Pretty much everyone agreed: no way in hell. Just about everybody at PC Gamer was absolutely sure it wouldn’t see the light of day until sometime in 2023. Skyrim in Space, popular opinion held, was definitely getting delayed.But somehow I… didn’t think it was? I can’t say I’m completely stunned by the news, because games get delayed all the time. But until yesterday I’d have bet money it was going to hit its launch date. (Not a lot of money. Some money. Like, $28.)
I’ve got no issue being completely wrong—it’s something I have a lot of experience with. But it’s hard not to feel a bit sheepish about missing the mark on this one. The writing’s been on the wall, and I saw it. I read it. I just didn’t interpret it as pointing to a delay.
As Rich points out in his piece: Why hadn’t we seen any real gameplay footage of Starfield yet? Surely, if the game was ready to rock some footage would be rolling by now.
Well, I personally thought Bethesda was just doing what they’ve done before. We only got our first real look at Fallout 76 at E3 2018, a few months before it was released in November of that same year. And with Starfield there’s been a slow, pre-E3 buildup over the past couple months as Bethesda has released some short, unsatisfying videos about the game and the soundtrack, featuring the developers sitting in a room telling each other how good it all is while not actually showing any actual gameplay.
But this didn’t raise any red flags for me. I just figured they were saving it for the Xbox & Bethesda Games Showcase in June, which I think is probably still the plan. And I don’t think that the lack of gameplay footage was a real sign something was wrong. I mean, if the game is so far from completion that Bethesda can’t even edit together a gameplay trailer for it, then it’s not gonna be done in 2023, either.
I also thought, having recently been bought by Microsoft for eleventy-jillion dollars, Bethesda would probably move heaven and earth to hit its release date. If I were Mike Microsoft (I assume that’s the name of the person who owns Microsoft) I’d be constantly popping down to the Bethesda sector of Microsoft Mansion (I assume that’s where everyone who works at Microsoft lives), rapping on the door, and demanding they a) let me play it, and b) reassure me it’ll be released on time.
“Well it’s not quite finished, Mike,” Todd Howard might say when my hulking bodyguards dragged him over to me. And I’d say, “First, call me Mr. Microsoft. And second, I paid eleventy-jillion dollars for it. So I think it is quite finished. Todd.”
There was also the novelty release date of 11/11/22, which has historical significance to Bethesda RPGs (Skyrim came out on 11/11/11). It felt like it would be extremely hard to give that up to some other game. What if TMNT: The Cowabunga Collection casually slides into that spot and steals all your elevens?

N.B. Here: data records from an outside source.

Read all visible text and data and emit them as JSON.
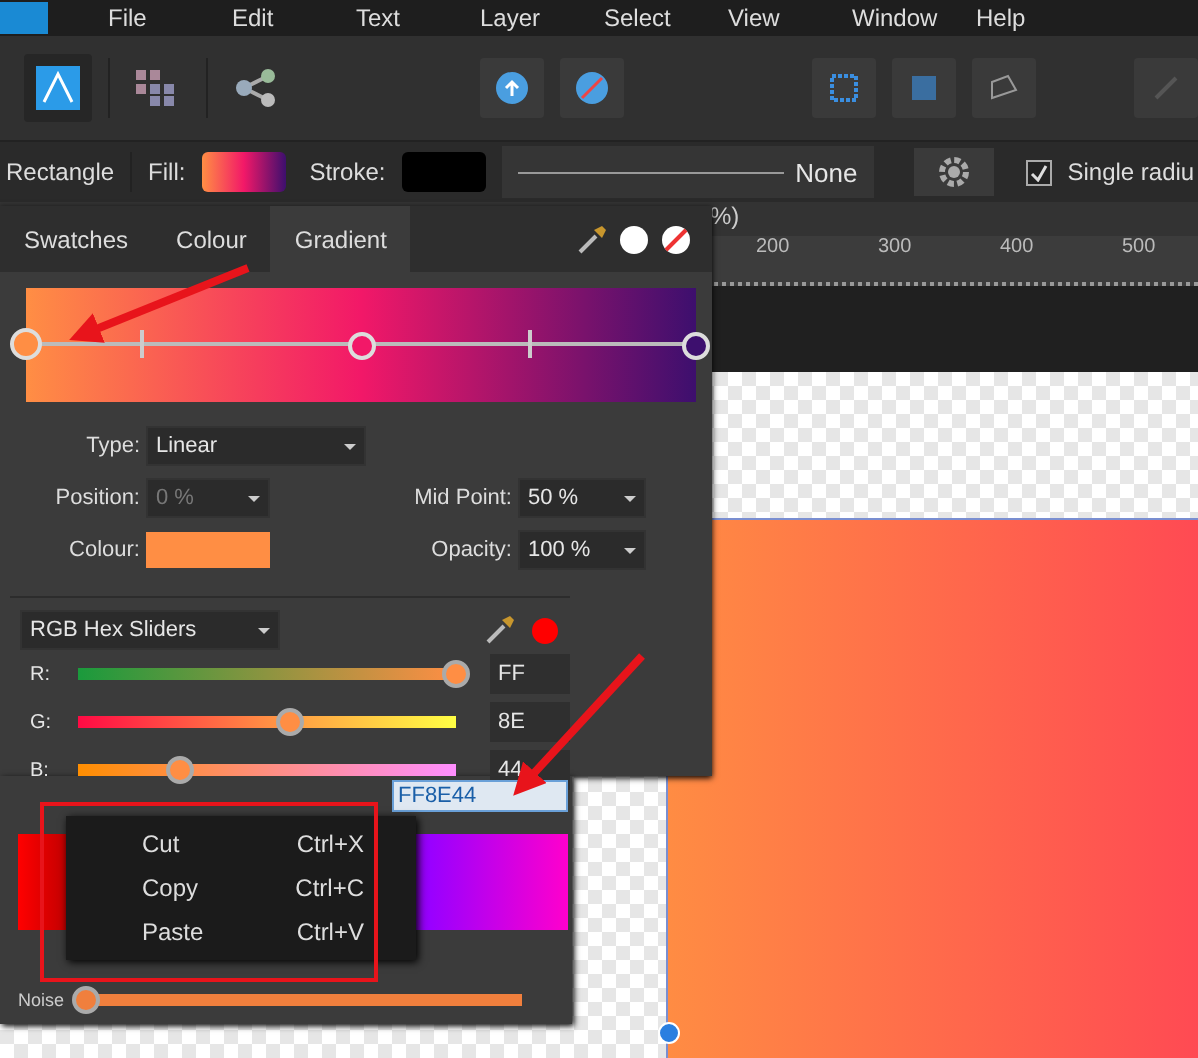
{
  "menu": [
    "File",
    "Edit",
    "Text",
    "Layer",
    "Select",
    "View",
    "Window",
    "Help"
  ],
  "context_bar": {
    "tool": "Rectangle",
    "fill_label": "Fill:",
    "stroke_label": "Stroke:",
    "stroke_style": "None",
    "single_radius": {
      "label": "Single radiu",
      "checked": true
    }
  },
  "document_tab": "%)",
  "ruler": [
    "200",
    "300",
    "400",
    "500"
  ],
  "panel": {
    "tabs": [
      {
        "label": "Swatches",
        "selected": false
      },
      {
        "label": "Colour",
        "selected": false
      },
      {
        "label": "Gradient",
        "selected": true
      }
    ],
    "stops": [
      {
        "color": "#ff8e44",
        "selected": true
      },
      {
        "color": "#f21868",
        "selected": false
      },
      {
        "color": "#3d0f6e",
        "selected": false
      }
    ],
    "type": {
      "label": "Type:",
      "value": "Linear"
    },
    "position": {
      "label": "Position:",
      "value": "0 %",
      "disabled": true
    },
    "mid_point": {
      "label": "Mid Point:",
      "value": "50 %"
    },
    "colour_label": "Colour:",
    "opacity": {
      "label": "Opacity:",
      "value": "100 %"
    },
    "colour_model": "RGB Hex Sliders",
    "sliders": [
      {
        "label": "R:",
        "level": 1.0,
        "value": "FF"
      },
      {
        "label": "G:",
        "level": 0.56,
        "value": "8E"
      },
      {
        "label": "B:",
        "level": 0.27,
        "value": "44"
      }
    ],
    "hex": "FF8E44",
    "noise": {
      "label": "Noise",
      "level": 0.0
    }
  },
  "context_menu": [
    {
      "label": "Cut",
      "shortcut": "Ctrl+X"
    },
    {
      "label": "Copy",
      "shortcut": "Ctrl+C"
    },
    {
      "label": "Paste",
      "shortcut": "Ctrl+V"
    }
  ]
}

It’d be a sick burn.
But the real reason I didn’t think Stardfield would be delayed was because I simply couldn’t imagine Bethesda saying what everyone else says when a game is delayed: We need more time to polish the game.
Bethesda RPGs, from Oblivion to Skyrim to Fallout 4 and 76, are notoriously unpolished. Bethesda games have been buggy. Glitchy. Janky. Rough around the edges. I know times have changed and we’re not quite as fond of the clunky nature of Bethesda RPGs as we once were (particularly when it comes to Fallout 76). But I don’t think most people would be seriously outraged about some bugs in Starfield like they were for a game like Cyberpunk 2077. I figured Bethesda would roll the dice and release the game on target, jank and all.
But I was wrong. More time is needed to polish it, apparently. I never would have predicted that, but as this all shows, my prediction meter could clearly stand for some recalibration.